Being Jewish and going Green

Kermit the Frog once sighed in song that it isn’t easy being Green. I’ve sighed (though to my friends’ and family’s relief, not in song) that it isn’t always easy being Jewish.

In both cases, however, the moral, ethical and practical payoff is well worth the investment. Those who live their lives as Green Jews change the world, one tree and one mitzvah at a time.

I have long believed that as Jews, our commitment to Greenness is wholly sympatico with our Jewishness and should be embraced and actively practiced. This I’ve done personally, as a past president of Missouri Coalition for the Environment and the former local director of the national conservation group, The Trust for Public Land.

Today, the Jewish Light honors this nexus, particularly with respect to Green energy and environmental practices sprouting up all around us. You’ll read in the pages of this special section about the whys and hows of the Green Jewish movement:

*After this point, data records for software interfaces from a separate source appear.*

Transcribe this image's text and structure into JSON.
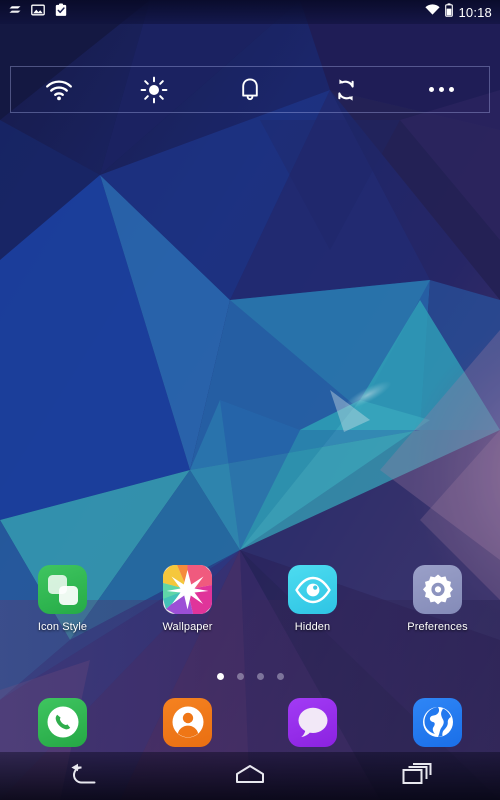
{
  "status_bar": {
    "left_icons": [
      {
        "name": "sync-lines-icon",
        "glyph": "sync-lines"
      },
      {
        "name": "image-icon",
        "glyph": "image"
      },
      {
        "name": "clipboard-check-icon",
        "glyph": "clipboard-check"
      }
    ],
    "right_icons": [
      {
        "name": "wifi-icon",
        "glyph": "wifi"
      },
      {
        "name": "battery-icon",
        "glyph": "battery"
      }
    ],
    "time": "10:18"
  },
  "quick_settings": {
    "buttons": [
      {
        "id": "wifi",
        "icon": "wifi-icon",
        "label": "Wi-Fi"
      },
      {
        "id": "brightness",
        "icon": "brightness-icon",
        "label": "Brightness"
      },
      {
        "id": "ringer",
        "icon": "bell-icon",
        "label": "Ringer"
      },
      {
        "id": "sync",
        "icon": "sync-icon",
        "label": "Sync"
      },
      {
        "id": "more",
        "icon": "overflow-menu-icon",
        "label": "More"
      }
    ]
  },
  "app_grid": {
    "apps": [
      {
        "id": "icon-style",
        "label": "Icon Style",
        "color": "#32b850"
      },
      {
        "id": "wallpaper",
        "label": "Wallpaper",
        "color": "#e8e2ea"
      },
      {
        "id": "hidden",
        "label": "Hidden",
        "color": "#39cee6"
      },
      {
        "id": "preferences",
        "label": "Preferences",
        "color": "#8d94bf"
      }
    ]
  },
  "page_indicator": {
    "total": 4,
    "active_index": 0
  },
  "dock": {
    "apps": [
      {
        "id": "phone",
        "label": "Phone",
        "color": "#32b850"
      },
      {
        "id": "contacts",
        "label": "Contacts",
        "color": "#ef7616"
      },
      {
        "id": "messages",
        "label": "Messages",
        "color": "#962ceb"
      },
      {
        "id": "browser",
        "label": "Browser",
        "color": "#2279ef"
      }
    ]
  },
  "nav_bar": {
    "buttons": [
      {
        "id": "back",
        "label": "Back"
      },
      {
        "id": "home",
        "label": "Home"
      },
      {
        "id": "recents",
        "label": "Recent apps"
      }
    ]
  },
  "wallpaper": {
    "style": "low-poly-geometric",
    "palette": [
      "#1b1f52",
      "#20348f",
      "#2b6fc4",
      "#35b6cf",
      "#4fd4d9",
      "#6a5fa8",
      "#b98fb5",
      "#c79bb8"
    ]
  }
}
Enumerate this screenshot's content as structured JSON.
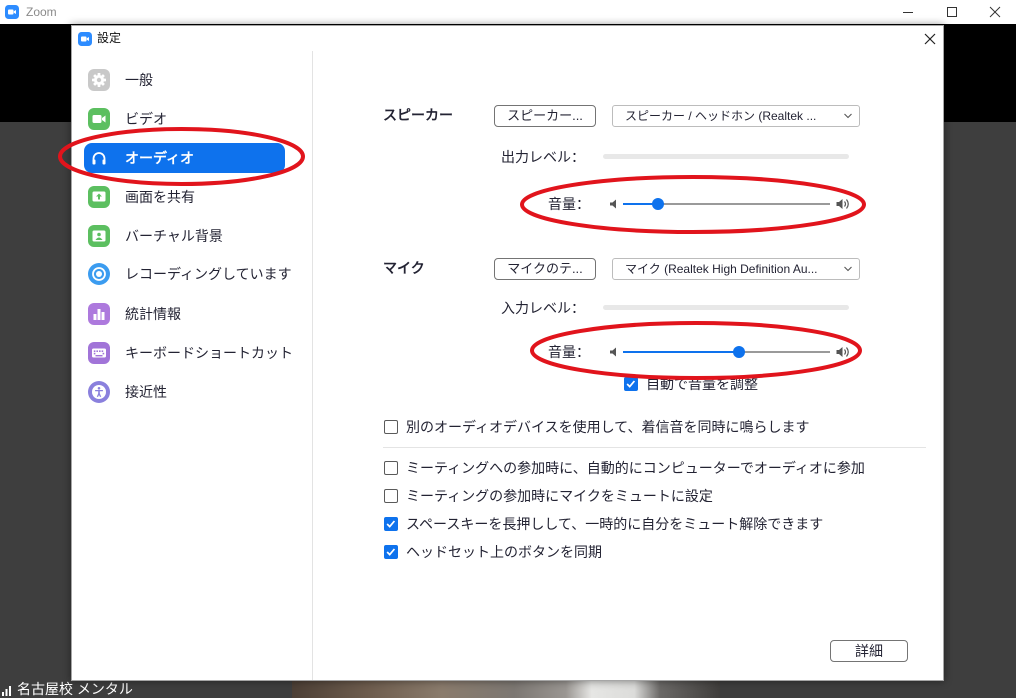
{
  "theme": {
    "accent": "#0e72ed",
    "brand": "#2d8cff"
  },
  "window": {
    "title": "Zoom",
    "app_icon": "zoom-logo-icon",
    "controls": {
      "minimize": "minimize-icon",
      "maximize": "maximize-icon",
      "close": "close-icon"
    }
  },
  "participant": {
    "name": "名古屋校 メンタル",
    "icon": "signal-bars-icon"
  },
  "settings": {
    "title": "設定",
    "title_icon": "zoom-logo-icon",
    "close_icon": "close-icon",
    "sidebar": {
      "items": [
        {
          "label": "一般",
          "icon": "gear-icon",
          "color": "#c9c9c9",
          "selected": false
        },
        {
          "label": "ビデオ",
          "icon": "video-camera-icon",
          "color": "#5cbf60",
          "selected": false
        },
        {
          "label": "オーディオ",
          "icon": "headphones-icon",
          "color": "#ffffff",
          "selected": true
        },
        {
          "label": "画面を共有",
          "icon": "share-screen-icon",
          "color": "#5cbf60",
          "selected": false
        },
        {
          "label": "バーチャル背景",
          "icon": "virtual-background-icon",
          "color": "#5cbf60",
          "selected": false
        },
        {
          "label": "レコーディングしています",
          "icon": "record-icon",
          "color": "#3b9cf0",
          "selected": false
        },
        {
          "label": "統計情報",
          "icon": "statistics-icon",
          "color": "#ad79dd",
          "selected": false
        },
        {
          "label": "キーボードショートカット",
          "icon": "keyboard-icon",
          "color": "#a174d8",
          "selected": false
        },
        {
          "label": "接近性",
          "icon": "accessibility-icon",
          "color": "#8a80dd",
          "selected": false
        }
      ]
    },
    "speaker": {
      "heading": "スピーカー",
      "test_button": "スピーカー...",
      "device": "スピーカー / ヘッドホン (Realtek ...",
      "dropdown_icon": "chevron-down-icon",
      "output_level_label": "出力レベル：",
      "output_level": 0,
      "volume_label": "音量：",
      "volume": 0.17,
      "volume_low_icon": "speaker-low-icon",
      "volume_high_icon": "speaker-high-icon"
    },
    "microphone": {
      "heading": "マイク",
      "test_button": "マイクのテ...",
      "device": "マイク (Realtek High Definition Au...",
      "dropdown_icon": "chevron-down-icon",
      "input_level_label": "入力レベル：",
      "input_level": 0,
      "volume_label": "音量：",
      "volume": 0.56,
      "volume_low_icon": "speaker-low-icon",
      "volume_high_icon": "speaker-high-icon",
      "auto_adjust": {
        "label": "自動で音量を調整",
        "checked": true
      }
    },
    "options": [
      {
        "label": "別のオーディオデバイスを使用して、着信音を同時に鳴らします",
        "checked": false
      },
      {
        "label": "ミーティングへの参加時に、自動的にコンピューターでオーディオに参加",
        "checked": false
      },
      {
        "label": "ミーティングの参加時にマイクをミュートに設定",
        "checked": false
      },
      {
        "label": "スペースキーを長押しして、一時的に自分をミュート解除できます",
        "checked": true
      },
      {
        "label": "ヘッドセット上のボタンを同期",
        "checked": true
      }
    ],
    "advanced_button": "詳細"
  },
  "annotations": {
    "color": "#e1141c"
  }
}
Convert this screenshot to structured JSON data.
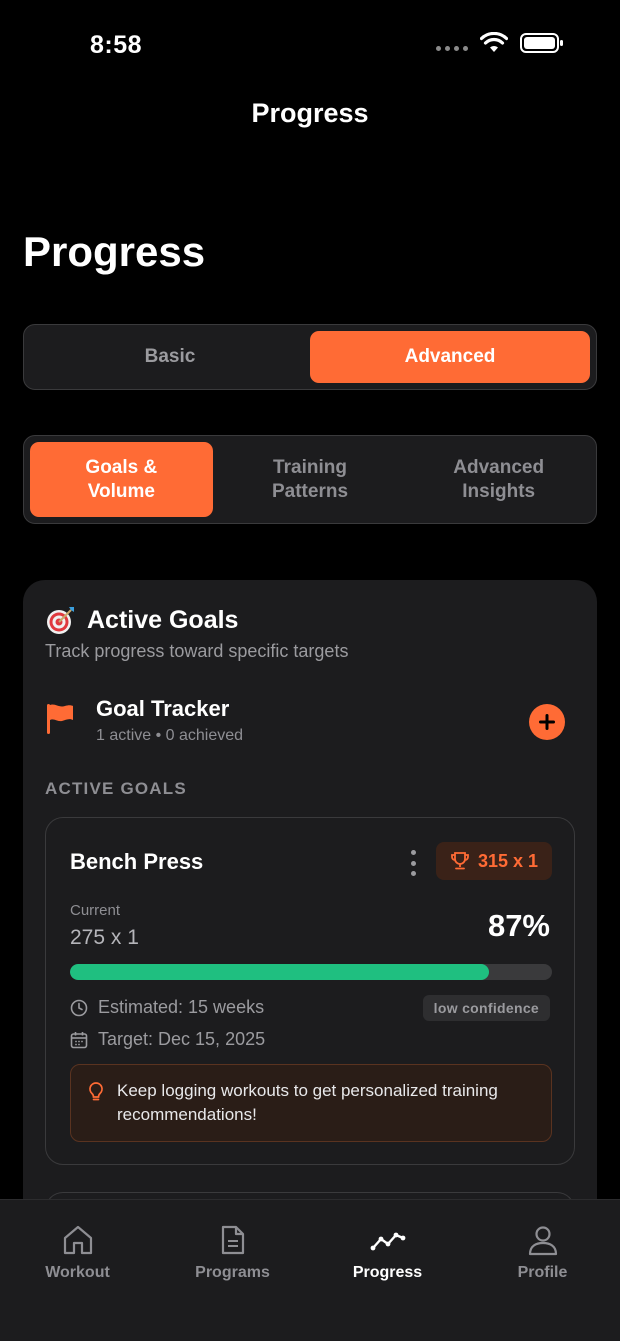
{
  "status_bar": {
    "time": "8:58"
  },
  "nav": {
    "title": "Progress"
  },
  "page": {
    "title": "Progress"
  },
  "mode_toggle": {
    "options": [
      "Basic",
      "Advanced"
    ],
    "selected": "Advanced"
  },
  "sub_tabs": {
    "items": [
      {
        "label": "Goals &\nVolume",
        "line1": "Goals &",
        "line2": "Volume"
      },
      {
        "label": "Training\nPatterns",
        "line1": "Training",
        "line2": "Patterns"
      },
      {
        "label": "Advanced\nInsights",
        "line1": "Advanced",
        "line2": "Insights"
      }
    ],
    "selected_index": 0
  },
  "active_goals_card": {
    "icon": "target-dart-icon",
    "title": "Active Goals",
    "subtitle": "Track progress toward specific targets",
    "tracker": {
      "icon": "flag-icon",
      "title": "Goal Tracker",
      "summary": "1 active • 0 achieved",
      "add_icon": "plus-icon"
    },
    "section_label": "ACTIVE GOALS",
    "goals": [
      {
        "exercise": "Bench Press",
        "target": "315 x 1",
        "current_label": "Current",
        "current_value": "275 x 1",
        "percent_text": "87%",
        "progress_fraction": 0.87,
        "estimated": "Estimated: 15 weeks",
        "confidence": "low confidence",
        "target_date": "Target: Dec 15, 2025",
        "tip": "Keep logging workouts to get personalized training recommendations!"
      }
    ]
  },
  "tab_bar": {
    "items": [
      {
        "label": "Workout",
        "icon": "home-icon"
      },
      {
        "label": "Programs",
        "icon": "document-icon"
      },
      {
        "label": "Progress",
        "icon": "trend-line-icon"
      },
      {
        "label": "Profile",
        "icon": "person-icon"
      }
    ],
    "selected": "Progress"
  },
  "colors": {
    "accent": "#ff6b35",
    "progress": "#1fbf80",
    "background": "#000000",
    "card": "#1c1c1e"
  }
}
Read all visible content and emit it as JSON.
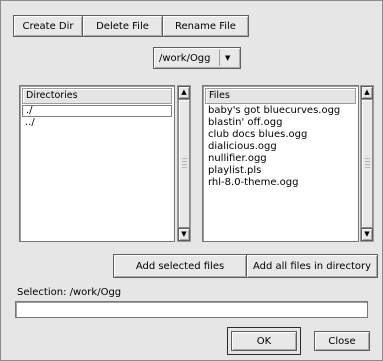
{
  "toolbar": {
    "create_dir_label": "Create Dir",
    "delete_file_label": "Delete File",
    "rename_file_label": "Rename File"
  },
  "path_selector": {
    "selected_value": "/work/Ogg",
    "arrow_glyph": "▼"
  },
  "directories": {
    "header": "Directories",
    "items": [
      "./",
      "../"
    ],
    "selected_index": 0
  },
  "files": {
    "header": "Files",
    "items": [
      "baby's got bluecurves.ogg",
      "blastin' off.ogg",
      "club docs blues.ogg",
      "dialicious.ogg",
      "nullifier.ogg",
      "playlist.pls",
      "rhl-8.0-theme.ogg"
    ]
  },
  "scrollbar": {
    "up_glyph": "▲",
    "down_glyph": "▼"
  },
  "actions": {
    "add_selected_label": "Add selected files",
    "add_all_label": "Add all files in directory"
  },
  "selection": {
    "label": "Selection: /work/Ogg",
    "value": ""
  },
  "dialog_buttons": {
    "ok_label": "OK",
    "close_label": "Close"
  },
  "colors": {
    "dialog_background": "#e6e6e6",
    "list_background": "#ffffff",
    "button_face": "#e8e8e8"
  }
}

* Why tikkun olam and environmentalism go hand in hand.

* How local synagogues and organizations such as the Jewish Environmental Initiative that have successfully promoted Green building and programmatic efforts.

* How our Jewish state legislators are sponsoring efforts to promote Green practices in Missouri.

We’ve had a lot of help in this endeavor. On the editorial side, we consulted with a variety of local leaders who have been integral to Green success in both our Jewish community and the overall St. Louis region. And our wonderful sponsors, including the Jewish Light’s own Publisher’s Society, have enabled us to bring this section to you.

To ensure that we’re putting our Green where our mouth is, you’ll find this section both in our recycled newsprint edition and on our Web site at

We thank you for your continued support of the Jewish Light and hope you enjoy the section. We know Kermit appreciates it, too.


Larry Levin


St. Louis Jewish Light